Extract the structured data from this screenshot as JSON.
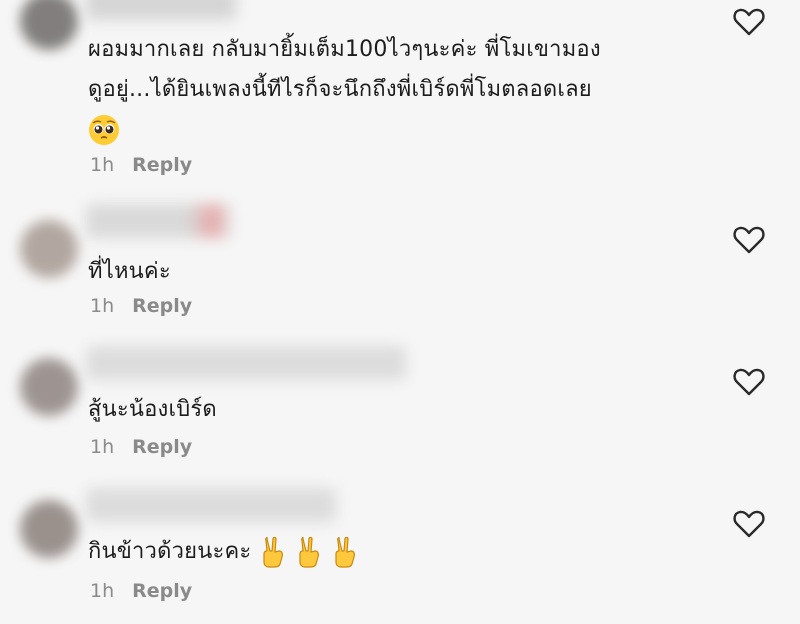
{
  "comments": [
    {
      "line1": "ผอมมากเลย กลับมายิ้มเต็ม100ไวๆนะค่ะ พี่โมเขามอง",
      "line2": "ดูอยู่...ได้ยินเพลงนี้ทีไรก็จะนึกถึงพี่เบิร์ดพี่โมตลอดเลย",
      "emoji": "pleading-face",
      "time": "1h",
      "reply": "Reply"
    },
    {
      "text": "ที่ไหนค่ะ",
      "time": "1h",
      "reply": "Reply"
    },
    {
      "text": "สู้นะน้องเบิร์ด",
      "time": "1h",
      "reply": "Reply"
    },
    {
      "text": "กินข้าวด้วยนะคะ",
      "emoji": "victory-hand",
      "emoji_count": 3,
      "time": "1h",
      "reply": "Reply"
    }
  ],
  "icons": {
    "like": "heart-outline-icon"
  },
  "colors": {
    "background": "#f6f6f6",
    "meta": "#8a8a8a",
    "text": "#1c1c1c"
  }
}
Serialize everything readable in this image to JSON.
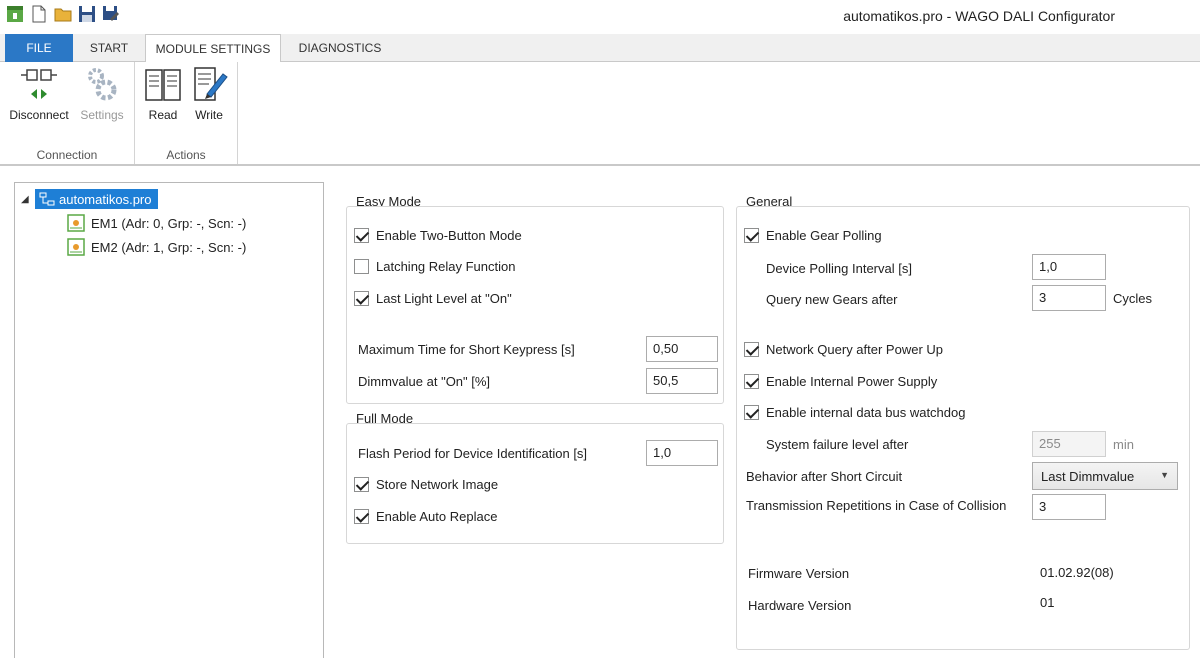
{
  "window": {
    "title": "automatikos.pro - WAGO DALI Configurator"
  },
  "quick_access": [
    "app-icon",
    "new-file-icon",
    "open-folder-icon",
    "save-icon",
    "save-as-icon"
  ],
  "tabs": {
    "file": "FILE",
    "start": "START",
    "module_settings": "MODULE SETTINGS",
    "diagnostics": "DIAGNOSTICS"
  },
  "ribbon": {
    "connection": {
      "label": "Connection",
      "disconnect": "Disconnect",
      "settings": "Settings"
    },
    "actions": {
      "label": "Actions",
      "read": "Read",
      "write": "Write"
    }
  },
  "tree": {
    "root": "automatikos.pro",
    "children": [
      "EM1 (Adr: 0, Grp: -, Scn: -)",
      "EM2 (Adr: 1, Grp: -, Scn: -)"
    ]
  },
  "easy_mode": {
    "title": "Easy Mode",
    "two_button": {
      "label": "Enable Two-Button Mode",
      "checked": true
    },
    "latching": {
      "label": "Latching Relay Function",
      "checked": false
    },
    "last_light": {
      "label": "Last Light Level at \"On\"",
      "checked": true
    },
    "short_keypress": {
      "label": "Maximum Time for Short Keypress [s]",
      "value": "0,50"
    },
    "dimmvalue": {
      "label": "Dimmvalue at \"On\" [%]",
      "value": "50,5"
    }
  },
  "full_mode": {
    "title": "Full Mode",
    "flash_period": {
      "label": "Flash Period for Device Identification [s]",
      "value": "1,0"
    },
    "store_image": {
      "label": "Store Network Image",
      "checked": true
    },
    "auto_replace": {
      "label": "Enable Auto Replace",
      "checked": true
    }
  },
  "general": {
    "title": "General",
    "gear_polling": {
      "label": "Enable Gear Polling",
      "checked": true
    },
    "polling_interval": {
      "label": "Device Polling Interval [s]",
      "value": "1,0"
    },
    "query_gears": {
      "label": "Query new Gears after",
      "value": "3",
      "unit": "Cycles"
    },
    "network_query": {
      "label": "Network Query after Power Up",
      "checked": true
    },
    "internal_power": {
      "label": "Enable Internal Power Supply",
      "checked": true
    },
    "watchdog": {
      "label": "Enable internal data bus watchdog",
      "checked": true
    },
    "failure_level": {
      "label": "System failure level after",
      "value": "255",
      "unit": "min"
    },
    "short_circuit": {
      "label": "Behavior after Short Circuit",
      "value": "Last Dimmvalue"
    },
    "repetitions": {
      "label": "Transmission Repetitions in Case of Collision",
      "value": "3"
    },
    "firmware": {
      "label": "Firmware Version",
      "value": "01.02.92(08)"
    },
    "hardware": {
      "label": "Hardware Version",
      "value": "01"
    }
  },
  "colors": {
    "accent": "#2b78c6",
    "selection": "#1e7fd6"
  }
}
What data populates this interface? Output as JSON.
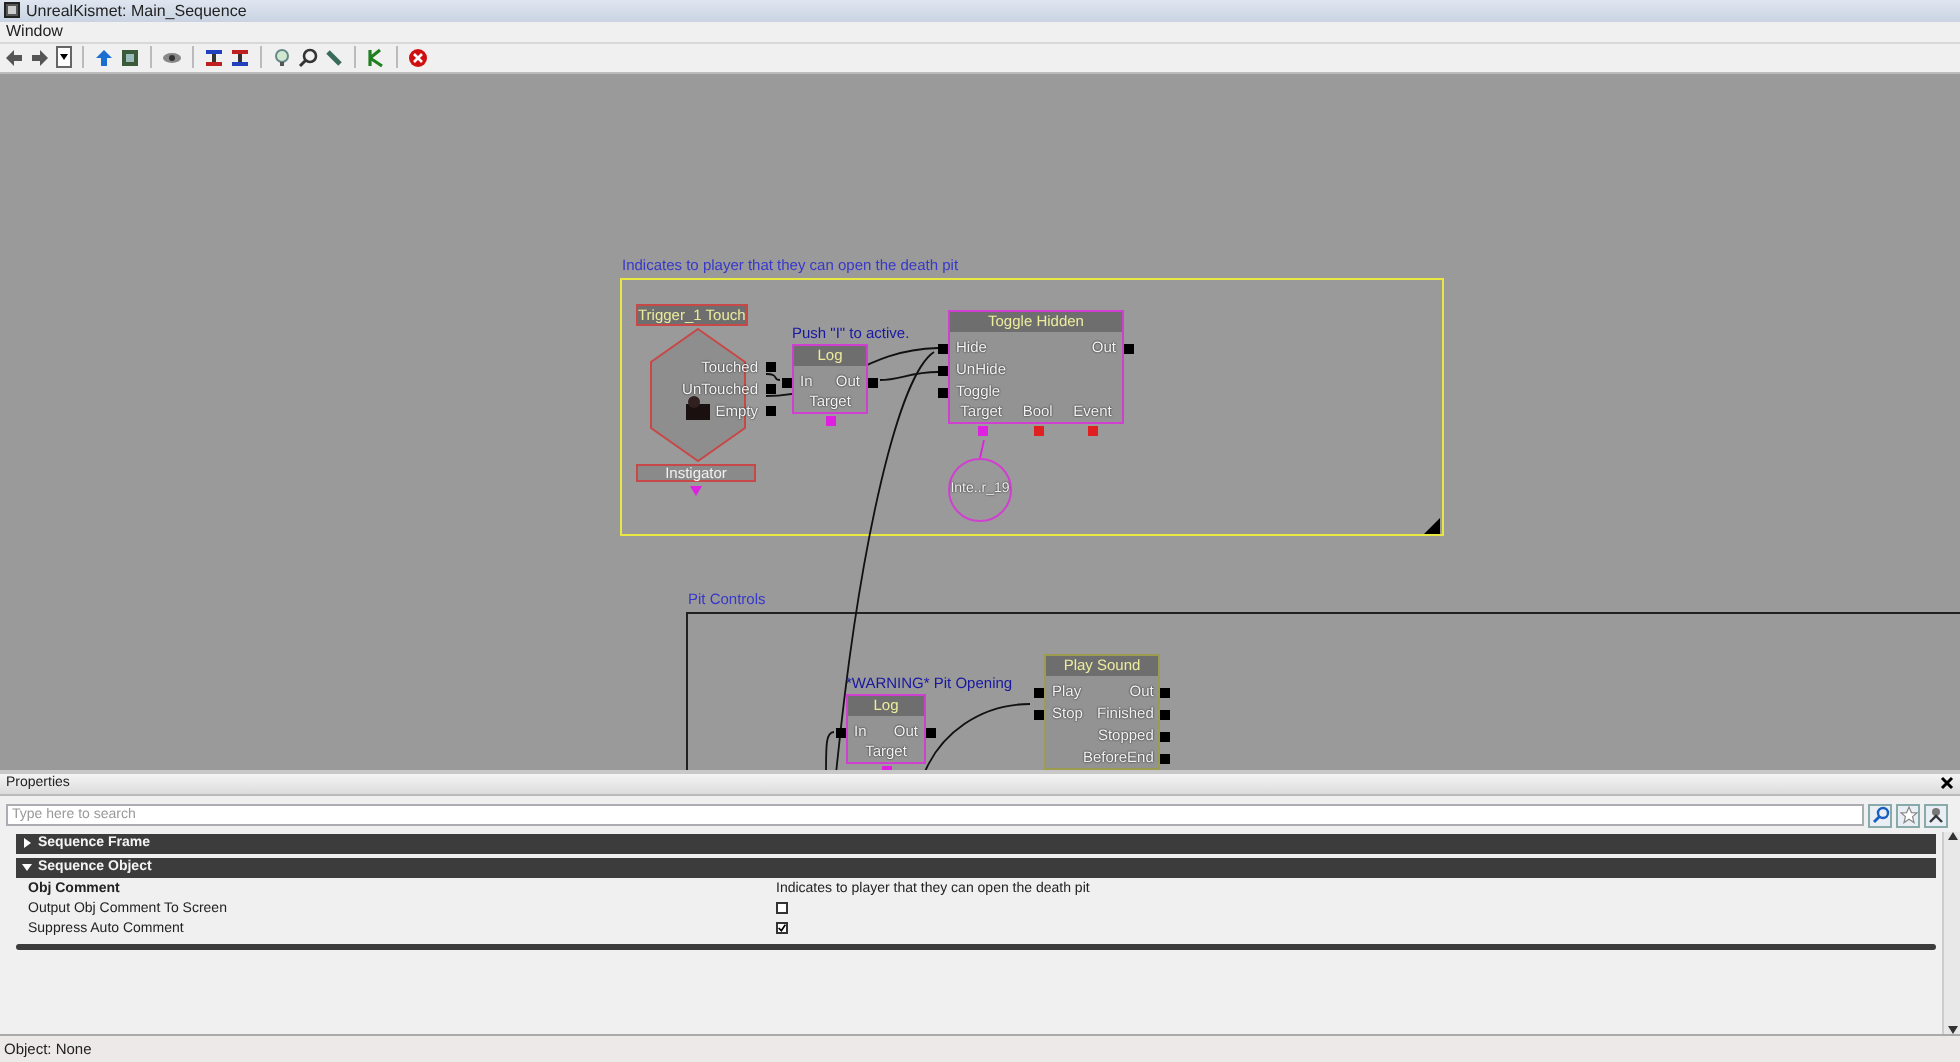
{
  "window": {
    "title": "UnrealKismet: Main_Sequence"
  },
  "menu": [
    "Window"
  ],
  "canvas": {
    "comment_frames": [
      {
        "label": "Indicates to player that they can open the death pit",
        "selected": true
      },
      {
        "label": "Pit Controls",
        "selected": false
      }
    ],
    "nodes": [
      {
        "kind": "event",
        "title": "Trigger_1 Touch",
        "color": "#c84848",
        "outputs": [
          "Touched",
          "UnTouched",
          "Empty"
        ],
        "variables": [
          {
            "name": "Instigator",
            "color": "#e020e0"
          }
        ]
      },
      {
        "kind": "action",
        "comment": "Push \"I\" to active.",
        "title": "Log",
        "color": "#d040d0",
        "inputs": [
          "In"
        ],
        "outputs": [
          "Out"
        ],
        "variables": [
          {
            "name": "Target",
            "color": "#e020e0"
          }
        ]
      },
      {
        "kind": "action",
        "title": "Toggle Hidden",
        "color": "#d040d0",
        "inputs": [
          "Hide",
          "UnHide",
          "Toggle"
        ],
        "outputs": [
          "Out"
        ],
        "variables": [
          {
            "name": "Target",
            "color": "#e020e0"
          },
          {
            "name": "Bool",
            "color": "#e02020"
          },
          {
            "name": "Event",
            "color": "#e02020"
          }
        ]
      },
      {
        "kind": "variable",
        "label": "Inte..r_19",
        "color": "#d040d0"
      },
      {
        "kind": "action",
        "comment": "*WARNING* Pit Opening",
        "title": "Log",
        "color": "#d040d0",
        "inputs": [
          "In"
        ],
        "outputs": [
          "Out"
        ],
        "variables": [
          {
            "name": "Target",
            "color": "#e020e0"
          }
        ]
      },
      {
        "kind": "action",
        "title": "Play Sound",
        "color": "#9c9c50",
        "inputs": [
          "Play",
          "Stop"
        ],
        "outputs": [
          "Out",
          "Finished",
          "Stopped",
          "BeforeEnd"
        ]
      }
    ]
  },
  "properties": {
    "title": "Properties",
    "search": {
      "placeholder": "Type here to search"
    },
    "categories": [
      {
        "label": "Sequence Frame",
        "expanded": false
      },
      {
        "label": "Sequence Object",
        "expanded": true,
        "rows": [
          {
            "kind": "text",
            "name": "Obj Comment",
            "modified": true,
            "value": "Indicates to player that they can open the death pit"
          },
          {
            "kind": "checkbox",
            "name": "Output Obj Comment To Screen",
            "modified": false,
            "checked": false
          },
          {
            "kind": "checkbox",
            "name": "Suppress Auto Comment",
            "modified": false,
            "checked": true
          }
        ]
      }
    ]
  },
  "status_bar": {
    "text": "Object: None"
  }
}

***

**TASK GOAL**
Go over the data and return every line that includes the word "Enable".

**FINAL ANSWER**
      "label": "Enable Two-Button Mode",
      "label": "Enable Auto Replace",
      "label": "Enable Gear Polling",
      "label": "Enable Internal Power Supply",
      "label": "Enable internal data bus watchdog",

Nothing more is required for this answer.